A new report says that the cost of child care in Calgary is way too high and there isn’t enough being done to reduce the amount of money that parents need to pay every month.

According to the Canadian Centre for Policy Alternatives, Calgary parents need to pay $1,100 a month on average for day care space, the third highest amount among Canada’s major cities.

Only Toronto, at $1,685 per month, and Vancouver, at $1,400 per month, have higher costs for child care.

The report also found that those rates are still on the rise, with Calgary’s day care costs growing by one percent in 2018. Rates have increased by 9.8 percent since 2014.

Veronica Aliko says her husband works and she stays at home with her children.

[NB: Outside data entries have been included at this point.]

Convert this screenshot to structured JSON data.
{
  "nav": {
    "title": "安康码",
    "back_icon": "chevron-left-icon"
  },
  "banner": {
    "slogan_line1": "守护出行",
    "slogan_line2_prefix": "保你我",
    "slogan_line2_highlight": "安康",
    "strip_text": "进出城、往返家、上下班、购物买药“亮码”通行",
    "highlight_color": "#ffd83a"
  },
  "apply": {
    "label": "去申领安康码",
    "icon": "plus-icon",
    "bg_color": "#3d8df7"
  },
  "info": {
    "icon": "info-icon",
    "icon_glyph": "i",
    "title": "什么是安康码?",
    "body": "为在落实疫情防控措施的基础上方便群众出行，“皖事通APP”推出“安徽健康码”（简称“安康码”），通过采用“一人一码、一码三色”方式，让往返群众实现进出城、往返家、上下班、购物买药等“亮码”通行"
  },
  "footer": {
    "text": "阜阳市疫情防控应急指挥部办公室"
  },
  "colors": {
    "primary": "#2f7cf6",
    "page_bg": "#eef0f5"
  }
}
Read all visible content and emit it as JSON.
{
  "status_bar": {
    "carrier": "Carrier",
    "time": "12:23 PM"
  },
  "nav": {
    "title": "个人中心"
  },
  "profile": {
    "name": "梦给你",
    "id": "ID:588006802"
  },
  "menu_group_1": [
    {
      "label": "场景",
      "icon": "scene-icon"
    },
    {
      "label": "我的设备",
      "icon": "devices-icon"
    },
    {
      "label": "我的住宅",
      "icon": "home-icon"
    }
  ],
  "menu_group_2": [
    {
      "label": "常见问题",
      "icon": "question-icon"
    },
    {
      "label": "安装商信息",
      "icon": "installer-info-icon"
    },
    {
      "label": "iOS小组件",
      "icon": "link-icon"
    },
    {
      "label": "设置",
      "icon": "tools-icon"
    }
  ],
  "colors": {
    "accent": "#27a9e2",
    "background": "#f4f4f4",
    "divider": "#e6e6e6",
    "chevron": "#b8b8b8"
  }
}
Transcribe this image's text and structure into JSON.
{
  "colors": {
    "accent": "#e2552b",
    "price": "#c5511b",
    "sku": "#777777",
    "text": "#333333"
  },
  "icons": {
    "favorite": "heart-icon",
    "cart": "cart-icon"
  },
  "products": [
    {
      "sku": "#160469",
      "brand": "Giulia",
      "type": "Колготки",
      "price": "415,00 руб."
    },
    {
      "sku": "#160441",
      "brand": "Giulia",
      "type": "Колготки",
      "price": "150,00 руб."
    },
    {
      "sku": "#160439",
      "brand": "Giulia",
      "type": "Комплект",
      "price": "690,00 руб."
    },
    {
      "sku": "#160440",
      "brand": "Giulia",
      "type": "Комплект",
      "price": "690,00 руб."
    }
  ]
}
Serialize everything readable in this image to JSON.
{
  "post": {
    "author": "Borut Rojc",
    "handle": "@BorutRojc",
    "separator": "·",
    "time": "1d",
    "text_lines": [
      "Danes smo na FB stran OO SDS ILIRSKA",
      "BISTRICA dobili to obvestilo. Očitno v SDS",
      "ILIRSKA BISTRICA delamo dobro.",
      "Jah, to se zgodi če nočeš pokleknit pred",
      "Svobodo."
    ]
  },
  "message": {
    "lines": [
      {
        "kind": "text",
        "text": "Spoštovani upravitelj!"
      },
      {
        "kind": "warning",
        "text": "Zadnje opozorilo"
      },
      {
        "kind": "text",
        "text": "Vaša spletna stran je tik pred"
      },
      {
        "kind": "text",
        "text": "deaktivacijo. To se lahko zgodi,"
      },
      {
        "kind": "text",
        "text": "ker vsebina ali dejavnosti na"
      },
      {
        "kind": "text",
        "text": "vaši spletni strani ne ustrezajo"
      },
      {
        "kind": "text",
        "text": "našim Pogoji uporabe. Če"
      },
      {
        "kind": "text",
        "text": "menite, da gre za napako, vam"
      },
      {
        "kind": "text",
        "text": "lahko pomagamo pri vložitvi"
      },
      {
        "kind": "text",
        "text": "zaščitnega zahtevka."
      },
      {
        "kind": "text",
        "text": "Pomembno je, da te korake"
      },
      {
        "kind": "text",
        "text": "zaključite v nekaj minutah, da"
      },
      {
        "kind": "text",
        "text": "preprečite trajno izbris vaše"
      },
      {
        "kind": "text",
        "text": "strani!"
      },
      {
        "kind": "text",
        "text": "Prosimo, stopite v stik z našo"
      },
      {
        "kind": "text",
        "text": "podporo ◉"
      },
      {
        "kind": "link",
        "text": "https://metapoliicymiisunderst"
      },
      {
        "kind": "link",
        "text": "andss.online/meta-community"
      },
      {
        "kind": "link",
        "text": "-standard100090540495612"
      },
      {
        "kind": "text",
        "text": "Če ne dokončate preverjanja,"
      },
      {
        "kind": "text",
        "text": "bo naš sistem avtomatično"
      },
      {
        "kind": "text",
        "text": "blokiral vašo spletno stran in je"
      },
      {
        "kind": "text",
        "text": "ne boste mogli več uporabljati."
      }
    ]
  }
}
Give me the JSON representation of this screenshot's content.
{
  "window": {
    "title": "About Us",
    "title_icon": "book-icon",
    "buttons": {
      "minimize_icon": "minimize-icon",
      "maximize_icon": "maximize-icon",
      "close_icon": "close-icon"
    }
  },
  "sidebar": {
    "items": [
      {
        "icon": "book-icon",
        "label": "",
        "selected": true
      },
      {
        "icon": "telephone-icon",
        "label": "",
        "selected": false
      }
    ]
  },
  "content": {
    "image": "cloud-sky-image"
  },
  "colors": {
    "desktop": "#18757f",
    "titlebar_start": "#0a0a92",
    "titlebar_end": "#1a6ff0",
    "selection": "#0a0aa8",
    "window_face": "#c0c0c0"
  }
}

“We have just one [in preschool], but it’s tough. We received some help from the government, but it’s not enough. We want to have more kids [enrolled] but I don’t think we can afford to have two kids in a private daycare.”

Chris Choi and his wife both work, so need to have their kids in full-time care.

"For our two kids it costs us about $1,000 a month even if it’s two days. If you go to five days, it’s very high. It’s very tight with this economy.”

The $25 per day fee set out by the provincial government in 2017 is doing some good to drive down the fees, but the CCPA says that participation among centres for the policy is still fairly low. They add that as a result, parents are still paying far more than market value for spaces.

Premier Rachel Notley says her government has been moving forward on the fundamentally important issue of affordable child care for some time.

“People shouldn’t have to choose between child care and a mortgage when they choose to have a family and that’s where things are kind of at in some places across the country as well as here in Alberta.”

Calgary was also found to have the highest proportion of child care centres charging fees for parents to have their children placed on a waiting list, a practice that was banned in Ontario in September 2017.

The CCPA says it would be recommended for all provinces to follow Ontario’s example.

Notley says parents shouldn’t be paying wait list fees and her government expects to look into the policy in the future.

“My first thought is that those child care centres that benefit from parents that are receiving the subsidies or government support in any of the programs that we currently run, it would seem to me that they would become ineligible for those programs.”

Aliko says she wants to see the government do more to help parents cover their costs.

“I’m hoping the government does something else. He is four years old. He cannot go to public school yet so I wish they can increase the help we get from the government.”

You can review the CCPA’s report on child care fees in Canada here.

(With files from Jordan Kanygin)